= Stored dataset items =
== Segment start ==

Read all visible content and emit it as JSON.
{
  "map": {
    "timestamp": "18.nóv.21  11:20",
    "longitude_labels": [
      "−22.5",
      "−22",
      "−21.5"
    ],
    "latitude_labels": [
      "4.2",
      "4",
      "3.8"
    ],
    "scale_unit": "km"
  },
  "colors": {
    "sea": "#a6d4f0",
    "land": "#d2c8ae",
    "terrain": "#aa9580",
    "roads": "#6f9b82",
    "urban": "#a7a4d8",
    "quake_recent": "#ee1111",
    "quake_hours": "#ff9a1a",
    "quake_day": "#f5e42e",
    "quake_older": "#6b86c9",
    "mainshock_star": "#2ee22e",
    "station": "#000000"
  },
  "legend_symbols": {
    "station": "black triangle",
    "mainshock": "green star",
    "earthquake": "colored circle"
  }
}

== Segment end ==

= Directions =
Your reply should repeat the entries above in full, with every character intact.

= Worked solution =
Read all visible content and emit it as JSON.
{
  "map": {
    "timestamp": "18.nóv.21  11:20",
    "longitude_labels": [
      "−22.5",
      "−22",
      "−21.5"
    ],
    "latitude_labels": [
      "4.2",
      "4",
      "3.8"
    ],
    "scale_unit": "km"
  },
  "colors": {
    "sea": "#a6d4f0",
    "land": "#d2c8ae",
    "terrain": "#aa9580",
    "roads": "#6f9b82",
    "urban": "#a7a4d8",
    "quake_recent": "#ee1111",
    "quake_hours": "#ff9a1a",
    "quake_day": "#f5e42e",
    "quake_older": "#6b86c9",
    "mainshock_star": "#2ee22e",
    "station": "#000000"
  },
  "legend_symbols": {
    "station": "black triangle",
    "mainshock": "green star",
    "earthquake": "colored circle"
  }
}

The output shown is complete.